Here's a fun thought experiment, try and imagine one area of your business today that does not involve technology in some way. It seems like even making coffee these days involves a computer of some kind. With so much reliance on technology, it's incredibly important to put security measures in place so business functions are not disrupted.
For some many businesses cybersecurity is, simply put, outdated. Meanwhile, hackers are adapting to the quickly evolving innovations of technology at increasing speeds from year to year. The result is increased threat of critical data beaches
If You’re Not Building or Breaking Technology, You’re Playing with a Handicap
The reality for most people interacting with technology, which is most people, is that before they can begin to protect themselves and their information from being exposed or breached, they need to understand how that is occurring. This learning curve automatically places the body politic at a disadvantage; a disadvantage that is shared by their governing agencies and the companies that have possession of their information.
Obviously, a huge disadvantage that the public faces is a result of the consequences incurred when data is breached form a company. Any data breached - particularly personal information - from a company that deals with the public, threatens the trust they have with their clients, and ultimately their success. If major companies can get away with not sacrificing that trust and success, they are likely to deal with any cybersecurity issues as discretely as possible, leaving the percentage of people who have experienced a data breach even higher than those that report having experienced a data breach.
This leaves the average citizen uninformed, and perhaps feeling hopeless against the threats of cybersecurity. But with a growing dependence on technology by businesses, people need reassurance that they can continue to trust companies that house their sensitive information. These reassurances come through depending on the strength of cybersecurity laws and the expectation that the companies they interact with are following through with promises of confidentiality and network security.
Data Breaches are the Tortoise AND the Hare
If the evolution of technology sponsored a race, it would be between data breaches/hackers and cybersecurity, and depending on who you ask, you might perceive that hackers are winning. Not only are they evolving with technology, but their movements are often unnoticed until they cross the finish line. Businesses with little or outdated cybersecurity measures, on the other hand, trail behind, getting bogged down by processes and plagued by a primitive body.
For over ten years, states have been attempting to act on behalf of the population in regards to cybersecurity and the public’s personal information. As Jeff Kosseff describes in the Wall Street Journal:
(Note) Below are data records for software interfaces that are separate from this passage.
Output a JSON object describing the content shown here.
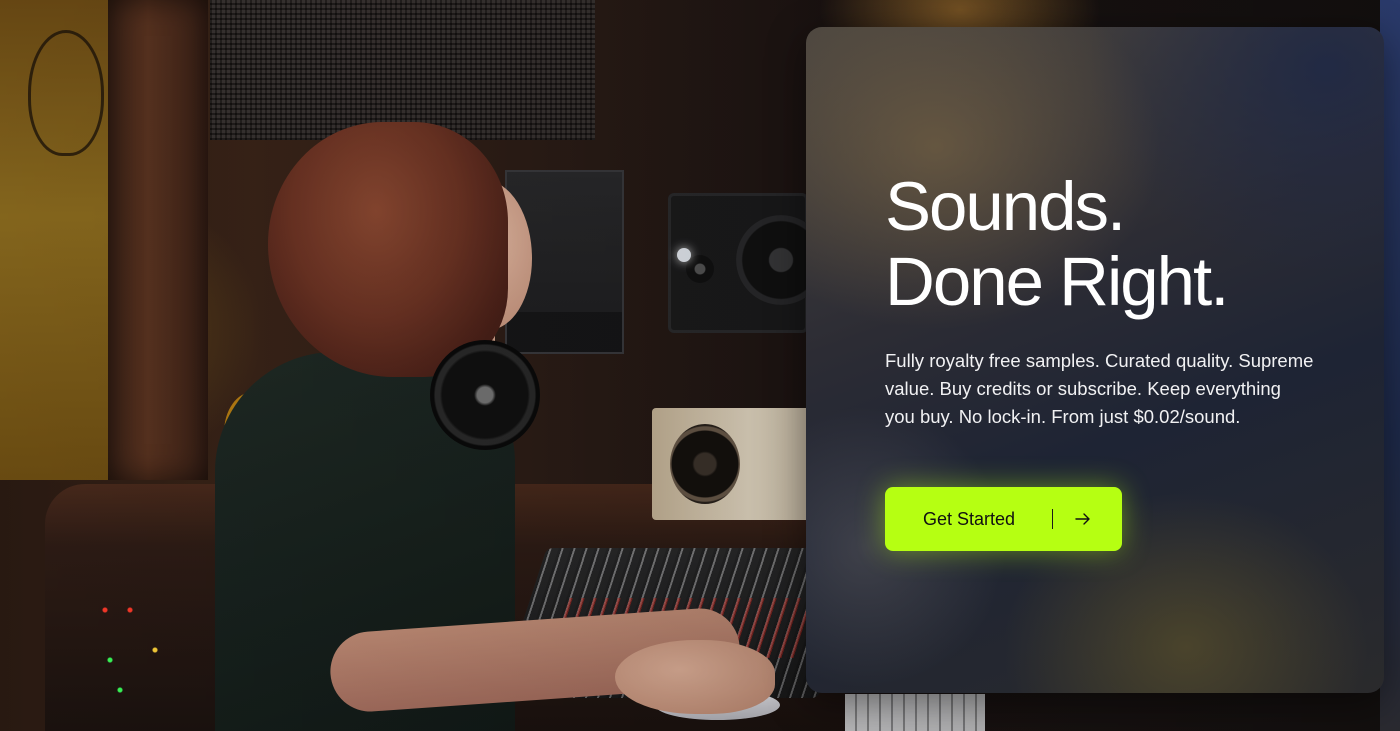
{
  "hero": {
    "headline_line1": "Sounds.",
    "headline_line2": "Done Right.",
    "description": "Fully royalty free samples. Curated quality. Supreme value. Buy credits or subscribe. Keep everything you buy. No lock-in. From just $0.02/sound.",
    "cta_label": "Get Started",
    "cta_icon": "arrow-right-icon"
  },
  "colors": {
    "cta_background": "#b6ff12",
    "cta_text": "#111111",
    "headline_text": "#ffffff"
  },
  "background_image": {
    "subject": "studio-scene-photo"
  }
}
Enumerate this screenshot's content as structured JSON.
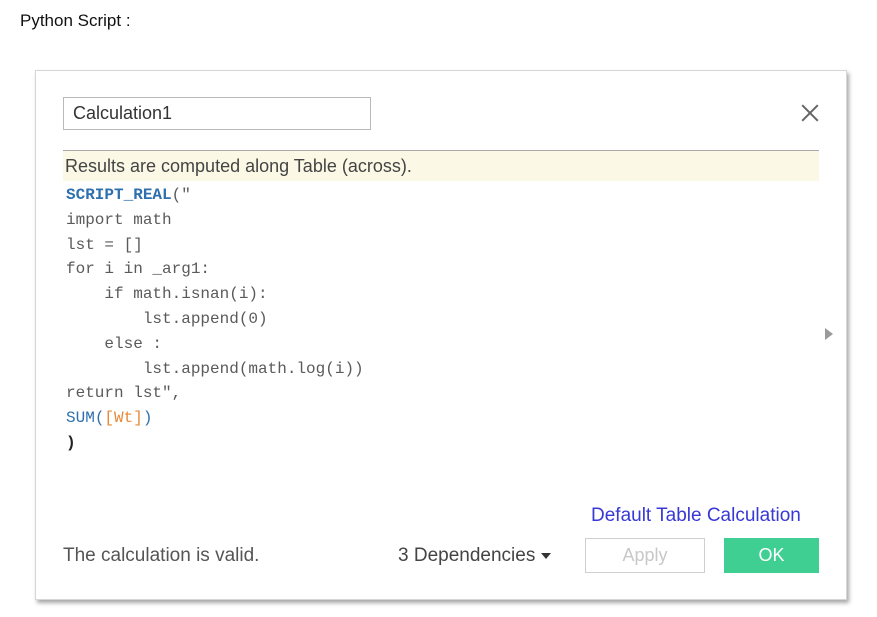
{
  "page": {
    "caption": "Python Script :"
  },
  "dialog": {
    "name_value": "Calculation1",
    "info_text": "Results are computed along Table (across).",
    "code": {
      "line1_func": "SCRIPT_REAL",
      "line1_rest": "(\"",
      "line2": "import math",
      "line3": "lst = []",
      "line4": "for i in _arg1:",
      "line5": "    if math.isnan(i):",
      "line6": "        lst.append(0)",
      "line7": "    else :",
      "line8": "        lst.append(math.log(i))",
      "line9": "return lst\",",
      "line10_func": "SUM",
      "line10_open": "(",
      "line10_field": "[Wt]",
      "line10_close": ")",
      "line11": ")"
    },
    "default_link": "Default Table Calculation",
    "status": "The calculation is valid.",
    "dependencies": "3 Dependencies",
    "apply_label": "Apply",
    "ok_label": "OK"
  },
  "icons": {
    "close": "close-icon",
    "expand": "expand-arrow-icon",
    "dropdown": "caret-down-icon"
  },
  "colors": {
    "ok_button": "#3fcf93",
    "info_bar": "#fbf9e6",
    "function_keyword": "#2e6fae",
    "field_reference": "#e8893a",
    "link": "#3838d6"
  }
}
“Since 2002, states began requiring companies to notify customers and regulators if certain types of personal information are exposed. Forty-seven states and the District of Columbia have such notification laws.”
Although a positive step for the population that has been so far uninformed about data breaches, such laws are often buried in policy and regulation, and vary from state to state. If a company does experience some kind of data leak, they must research the proper procedures to remain within the law. Some information breached may require total public notification, while other information may not require any notification. Being inundated by these policies and procedures detracts from working on other healing measures of the data breach.
Secondly, these types of laws are notifying customers of breaches after the damage has been done, again falling behind in the race against continually progressing technologies and abilities of hackers. Rather than creating preventative policy, cybersecurity is stuck in dealing with the aftereffects.
What is Effective Cybersecurity
It’s no surprise that with outdated cybersecurity standards being the only standards enforced, data breaches are happening more frequently and with a greater spread of influence. Siting a recent survey of executives by the Ponemon Institute, Kossef informs that 43% of 567 executives reported experiencing a data breach in 2014, up from 33% the previous year. Even if these rates begin to plateau, they would indicate that data breaches are effecting nearly 50% of companies, and “in the modern era of daily data breaches that involve millions of customers, all Americans should assume that their personal information was exposed, and should regularly monitor their credit reports.”
These numbers add to the fear that comes from the conflict of depending on a technology that one does not understand, and should lead all individuals to scrutinize the network security policies of the companies that they do business with. Similarly, it should lead all companies to invest more time and money into building a stronger defense against data breaches so that they do not become hindered by the out-of-date regulations of cybersecurity.
Companies should invest in constant, 24/7 network monitoring by a trusted IT team to watch the health and performance of your network, data, and software. At any time, a company should be able to have access into the details of the status of their security and network performance. It is only with defenses and access such as these that a company can use network security efficiently and begin to catch up to the speed at which data breaches are occurring.